Christine Lagarde told members of the European Parliament on Monday that fiscal support for member states was important to come back from the devastation of the coronavirus, but investing wisely will be more significant.
"Whilst fiscal support is crucial at this stage, it should be targeted and focussed on the measures that are most conducive to economic growth," the ECB Chief said.
"Against this backdrop, the groundbreaking Next Generation EU package should be implemented in such a way that the EU and all its member states emerge from the crisis with stronger economic structures and high cohesion."
Her words come after a group of over 100 economists, including the French economist Thomas Piketty, signed a letter last week calling on the ECB to forgo all eurozone government debt that the central bank currently owns.
The letter, which was published in several leading European newspapers, noted that a quarter of the public debt of countries that use the euro, which amounts to €2.5 trillion, was currently being held by the ECB.
"In other words, we owe ourselves 25 per cent of our debt and, if we are to reimburse that amount, we must find it elsewhere, either by borrowing it again to 'roll the debt' instead of borrowing to invest, or by raising taxes, or by cutting expenses," the economists wrote.
They are suggesting instead that the central bank cancel the current debts in exchange for the eurozone member states committing to spend the same amount on making their economies greener, as well as on social projects.
But Philippe Lamberts, the Co-President of the Greens/EFA Group in the European Parliament, is concerned about the divisions it would create.
"I understand that there is a lot of criticism of the statutes of the ECB and some treaty limitations. Frankly speaking, I do not believe this is the right debate to have," the Belgian MEP told Euronews.

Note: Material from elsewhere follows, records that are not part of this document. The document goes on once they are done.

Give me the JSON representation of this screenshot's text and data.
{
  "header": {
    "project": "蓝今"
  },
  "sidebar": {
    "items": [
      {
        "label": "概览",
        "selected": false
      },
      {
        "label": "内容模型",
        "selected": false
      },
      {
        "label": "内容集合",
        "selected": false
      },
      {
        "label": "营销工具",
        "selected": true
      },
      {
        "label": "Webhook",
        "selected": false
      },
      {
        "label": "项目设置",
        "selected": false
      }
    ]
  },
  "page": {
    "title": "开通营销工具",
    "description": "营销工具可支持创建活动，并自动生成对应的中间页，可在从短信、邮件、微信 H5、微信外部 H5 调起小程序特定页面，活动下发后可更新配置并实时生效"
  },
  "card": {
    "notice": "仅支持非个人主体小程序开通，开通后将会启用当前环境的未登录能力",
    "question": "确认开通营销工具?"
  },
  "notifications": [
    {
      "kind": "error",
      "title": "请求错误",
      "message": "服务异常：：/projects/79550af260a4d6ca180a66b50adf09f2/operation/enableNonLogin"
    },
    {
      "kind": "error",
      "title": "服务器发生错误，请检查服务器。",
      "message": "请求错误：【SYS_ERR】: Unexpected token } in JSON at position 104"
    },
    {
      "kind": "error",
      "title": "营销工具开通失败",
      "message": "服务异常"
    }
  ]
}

"Mind you, we have recently had breakthroughs on borrowing money to fund the European recovery plan, and not agitating the red flag of cancelling debt is maybe not the right idea to foster unity of minds across European leaders in order to move to the next step."
Whilst cancelling eurozone debt is technically feasible, it remains legally and politically tricky due to the EU treaties prohibiting monetary financing.